- The problem: Please restate the records that follow exactly, skipping their images.

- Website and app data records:
<<<<

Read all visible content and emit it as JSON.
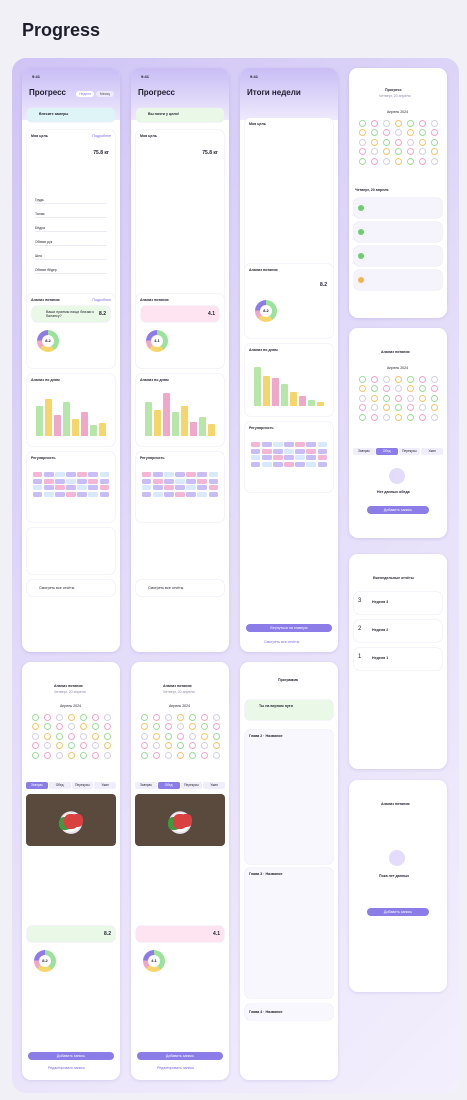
{
  "page_title": "Progress",
  "time": "9:41",
  "screens": {
    "p1": {
      "title": "Прогресс",
      "banner": "Внесите замеры",
      "tab1": "Неделя",
      "tab2": "Месяц"
    },
    "p2": {
      "title": "Прогресс",
      "banner": "Вы почти у цели!"
    },
    "p3": {
      "title": "Итоги недели"
    },
    "p4": {
      "title": "Прогресс",
      "subtitle": "Четверг, 20 апреля",
      "month": "Апрель 2024",
      "day_title": "Четверг, 20 апреля"
    },
    "p5": {
      "title": "Анализ питания",
      "month": "Апрель 2024",
      "empty": "Нет данных обеда",
      "button": "Добавить запись"
    },
    "p6": {
      "title": "Еженедельные отчёты",
      "items": [
        "Неделя 3",
        "Неделя 2",
        "Неделя 1"
      ],
      "nums": [
        "3",
        "2",
        "1"
      ]
    },
    "p7": {
      "title": "Анализ питания",
      "empty": "Пока нет данных",
      "button": "Добавить запись"
    },
    "p8": {
      "title": "Анализ питания",
      "subtitle": "Четверг, 20 апреля",
      "month": "Апрель 2024",
      "add": "Добавить запись",
      "edit": "Редактировать запись",
      "score": "8.2"
    },
    "p9": {
      "title": "Анализ питания",
      "subtitle": "Четверг, 20 апреля",
      "month": "Апрель 2024",
      "add": "Добавить запись",
      "edit": "Редактировать запись",
      "score": "4.1"
    },
    "p10": {
      "title": "Программа",
      "banner": "Ты на верном пути",
      "group1": "Глава 2 · Название",
      "group2": "Глава 3 · Название",
      "group3": "Глава 4 · Название"
    }
  },
  "labels": {
    "my_goal": "Моя цель",
    "details": "Подробнее",
    "weight": "75.8 кг",
    "nutrition": "Анализ питания",
    "meal_q": "Ваши приемы пищи близки к балансу?",
    "score": "8.2",
    "score2": "4.1",
    "diary": "Анализ по дням",
    "regularity": "Регулярность",
    "report": "Смотреть все отчёты",
    "enter": "Внести замеры",
    "back": "Вернуться на главную",
    "all_reports": "Смотреть все отчёты",
    "meals": [
      "Завтрак",
      "Обед",
      "Перекусы",
      "Ужин"
    ],
    "rows": [
      "Грудь",
      "Талия",
      "Бёдра",
      "Обхват рук",
      "Шея",
      "Обхват бёдер"
    ]
  },
  "chart_bars_1": [
    0.62,
    0.78,
    0.44,
    0.7,
    0.35,
    0.5,
    0.22,
    0.28
  ],
  "chart_bars_2": [
    0.7,
    0.55,
    0.9,
    0.5,
    0.62,
    0.3,
    0.4,
    0.24
  ],
  "chart_bars_3": [
    0.82,
    0.62,
    0.58,
    0.46,
    0.3,
    0.2,
    0.12,
    0.08
  ],
  "colors": {
    "accent": "#8b7ce8",
    "green": "#9be39b",
    "yellow": "#f6d66b",
    "pink": "#f1a7c8"
  }
}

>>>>

- Solution below:
Read all visible content and emit it as JSON.
{
  "page_title": "Progress",
  "time": "9:41",
  "screens": {
    "p1": {
      "title": "Прогресс",
      "banner": "Внесите замеры",
      "tab1": "Неделя",
      "tab2": "Месяц"
    },
    "p2": {
      "title": "Прогресс",
      "banner": "Вы почти у цели!"
    },
    "p3": {
      "title": "Итоги недели"
    },
    "p4": {
      "title": "Прогресс",
      "subtitle": "Четверг, 20 апреля",
      "month": "Апрель 2024",
      "day_title": "Четверг, 20 апреля"
    },
    "p5": {
      "title": "Анализ питания",
      "month": "Апрель 2024",
      "empty": "Нет данных обеда",
      "button": "Добавить запись"
    },
    "p6": {
      "title": "Еженедельные отчёты",
      "items": [
        "Неделя 3",
        "Неделя 2",
        "Неделя 1"
      ],
      "nums": [
        "3",
        "2",
        "1"
      ]
    },
    "p7": {
      "title": "Анализ питания",
      "empty": "Пока нет данных",
      "button": "Добавить запись"
    },
    "p8": {
      "title": "Анализ питания",
      "subtitle": "Четверг, 20 апреля",
      "month": "Апрель 2024",
      "add": "Добавить запись",
      "edit": "Редактировать запись",
      "score": "8.2"
    },
    "p9": {
      "title": "Анализ питания",
      "subtitle": "Четверг, 20 апреля",
      "month": "Апрель 2024",
      "add": "Добавить запись",
      "edit": "Редактировать запись",
      "score": "4.1"
    },
    "p10": {
      "title": "Программа",
      "banner": "Ты на верном пути",
      "group1": "Глава 2 · Название",
      "group2": "Глава 3 · Название",
      "group3": "Глава 4 · Название"
    }
  },
  "labels": {
    "my_goal": "Моя цель",
    "details": "Подробнее",
    "weight": "75.8 кг",
    "nutrition": "Анализ питания",
    "meal_q": "Ваши приемы пищи близки к балансу?",
    "score": "8.2",
    "score2": "4.1",
    "diary": "Анализ по дням",
    "regularity": "Регулярность",
    "report": "Смотреть все отчёты",
    "enter": "Внести замеры",
    "back": "Вернуться на главную",
    "all_reports": "Смотреть все отчёты",
    "meals": [
      "Завтрак",
      "Обед",
      "Перекусы",
      "Ужин"
    ],
    "rows": [
      "Грудь",
      "Талия",
      "Бёдра",
      "Обхват рук",
      "Шея",
      "Обхват бёдер"
    ]
  },
  "chart_bars_1": [
    0.62,
    0.78,
    0.44,
    0.7,
    0.35,
    0.5,
    0.22,
    0.28
  ],
  "chart_bars_2": [
    0.7,
    0.55,
    0.9,
    0.5,
    0.62,
    0.3,
    0.4,
    0.24
  ],
  "chart_bars_3": [
    0.82,
    0.62,
    0.58,
    0.46,
    0.3,
    0.2,
    0.12,
    0.08
  ],
  "colors": {
    "accent": "#8b7ce8",
    "green": "#9be39b",
    "yellow": "#f6d66b",
    "pink": "#f1a7c8"
  }
}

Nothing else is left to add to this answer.